__Assignment__. In the records that follow, find each line with "QSyntaxHighlighter" and pull it out.

### Exercise data ###

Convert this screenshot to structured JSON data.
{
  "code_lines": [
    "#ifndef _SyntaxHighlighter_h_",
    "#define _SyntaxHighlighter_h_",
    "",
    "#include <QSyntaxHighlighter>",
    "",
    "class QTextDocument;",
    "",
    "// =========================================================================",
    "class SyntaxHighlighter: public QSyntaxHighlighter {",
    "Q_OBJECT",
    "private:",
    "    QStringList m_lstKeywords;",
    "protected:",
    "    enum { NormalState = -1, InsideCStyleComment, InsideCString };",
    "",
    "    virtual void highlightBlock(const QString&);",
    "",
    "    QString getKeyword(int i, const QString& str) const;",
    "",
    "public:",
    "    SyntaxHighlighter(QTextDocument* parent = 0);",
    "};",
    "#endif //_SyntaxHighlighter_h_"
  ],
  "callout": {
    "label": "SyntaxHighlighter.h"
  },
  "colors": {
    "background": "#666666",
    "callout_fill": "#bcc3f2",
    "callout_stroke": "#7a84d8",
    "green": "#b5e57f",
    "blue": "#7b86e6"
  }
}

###

__Response box__.
    "#include <QSyntaxHighlighter>",
    "class SyntaxHighlighter: public QSyntaxHighlighter {",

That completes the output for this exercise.